(Supplied material)

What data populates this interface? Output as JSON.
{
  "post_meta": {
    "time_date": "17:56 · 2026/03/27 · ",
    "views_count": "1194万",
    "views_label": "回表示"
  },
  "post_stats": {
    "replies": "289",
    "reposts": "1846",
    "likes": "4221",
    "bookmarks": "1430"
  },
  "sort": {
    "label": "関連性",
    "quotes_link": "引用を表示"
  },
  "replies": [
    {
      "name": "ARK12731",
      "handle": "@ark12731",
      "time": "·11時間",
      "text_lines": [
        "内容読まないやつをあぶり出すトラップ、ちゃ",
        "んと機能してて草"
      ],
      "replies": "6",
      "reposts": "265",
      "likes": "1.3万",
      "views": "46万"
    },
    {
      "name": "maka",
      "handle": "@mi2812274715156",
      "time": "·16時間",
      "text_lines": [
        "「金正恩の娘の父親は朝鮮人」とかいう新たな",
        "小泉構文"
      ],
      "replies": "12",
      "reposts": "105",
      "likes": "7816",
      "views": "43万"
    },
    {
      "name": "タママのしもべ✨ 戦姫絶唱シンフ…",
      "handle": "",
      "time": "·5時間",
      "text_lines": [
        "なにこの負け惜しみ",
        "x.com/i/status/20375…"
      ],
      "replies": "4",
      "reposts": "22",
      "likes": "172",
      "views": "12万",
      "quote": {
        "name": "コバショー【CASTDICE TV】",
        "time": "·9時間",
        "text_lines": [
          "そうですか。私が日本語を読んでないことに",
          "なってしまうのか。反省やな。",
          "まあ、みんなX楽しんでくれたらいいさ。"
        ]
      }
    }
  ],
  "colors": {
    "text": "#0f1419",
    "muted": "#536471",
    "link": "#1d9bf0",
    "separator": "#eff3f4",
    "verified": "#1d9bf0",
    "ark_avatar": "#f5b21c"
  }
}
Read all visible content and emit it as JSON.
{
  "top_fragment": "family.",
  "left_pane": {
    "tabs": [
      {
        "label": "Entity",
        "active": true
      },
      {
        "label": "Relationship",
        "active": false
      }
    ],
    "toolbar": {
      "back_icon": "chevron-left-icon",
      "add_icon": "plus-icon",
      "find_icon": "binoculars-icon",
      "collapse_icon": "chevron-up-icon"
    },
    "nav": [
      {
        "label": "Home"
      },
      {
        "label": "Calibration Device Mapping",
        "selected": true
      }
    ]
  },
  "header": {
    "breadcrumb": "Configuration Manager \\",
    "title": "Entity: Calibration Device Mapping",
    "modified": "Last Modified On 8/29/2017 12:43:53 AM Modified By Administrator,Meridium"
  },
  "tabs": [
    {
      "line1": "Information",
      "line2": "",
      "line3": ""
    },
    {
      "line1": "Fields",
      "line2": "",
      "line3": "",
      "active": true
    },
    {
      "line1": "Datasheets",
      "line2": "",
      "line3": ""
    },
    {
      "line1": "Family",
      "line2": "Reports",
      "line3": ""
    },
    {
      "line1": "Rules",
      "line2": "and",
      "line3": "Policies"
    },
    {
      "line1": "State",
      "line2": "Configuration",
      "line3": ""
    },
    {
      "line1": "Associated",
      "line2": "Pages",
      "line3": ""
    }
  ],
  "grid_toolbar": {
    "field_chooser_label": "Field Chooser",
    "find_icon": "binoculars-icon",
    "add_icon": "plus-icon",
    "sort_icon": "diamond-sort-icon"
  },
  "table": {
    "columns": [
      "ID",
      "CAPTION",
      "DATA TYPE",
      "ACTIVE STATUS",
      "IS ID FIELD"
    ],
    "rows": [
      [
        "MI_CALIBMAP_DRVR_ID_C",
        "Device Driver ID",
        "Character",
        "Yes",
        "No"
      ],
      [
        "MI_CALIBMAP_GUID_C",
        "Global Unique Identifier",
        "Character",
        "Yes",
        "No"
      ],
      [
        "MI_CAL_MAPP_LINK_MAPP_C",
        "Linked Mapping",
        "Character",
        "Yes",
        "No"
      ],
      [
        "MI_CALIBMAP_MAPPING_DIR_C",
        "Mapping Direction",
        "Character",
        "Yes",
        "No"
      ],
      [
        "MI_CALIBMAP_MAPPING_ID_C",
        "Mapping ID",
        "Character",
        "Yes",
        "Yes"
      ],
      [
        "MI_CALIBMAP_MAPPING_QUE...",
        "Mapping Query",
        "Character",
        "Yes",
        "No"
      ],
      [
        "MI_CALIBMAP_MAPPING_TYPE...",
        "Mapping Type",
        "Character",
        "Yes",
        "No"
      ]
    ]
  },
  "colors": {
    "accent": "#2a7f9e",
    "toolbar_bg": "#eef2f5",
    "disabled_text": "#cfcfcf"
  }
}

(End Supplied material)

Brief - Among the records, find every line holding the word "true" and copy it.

Written answer -
        "active": true
        "selected": true
      "active": true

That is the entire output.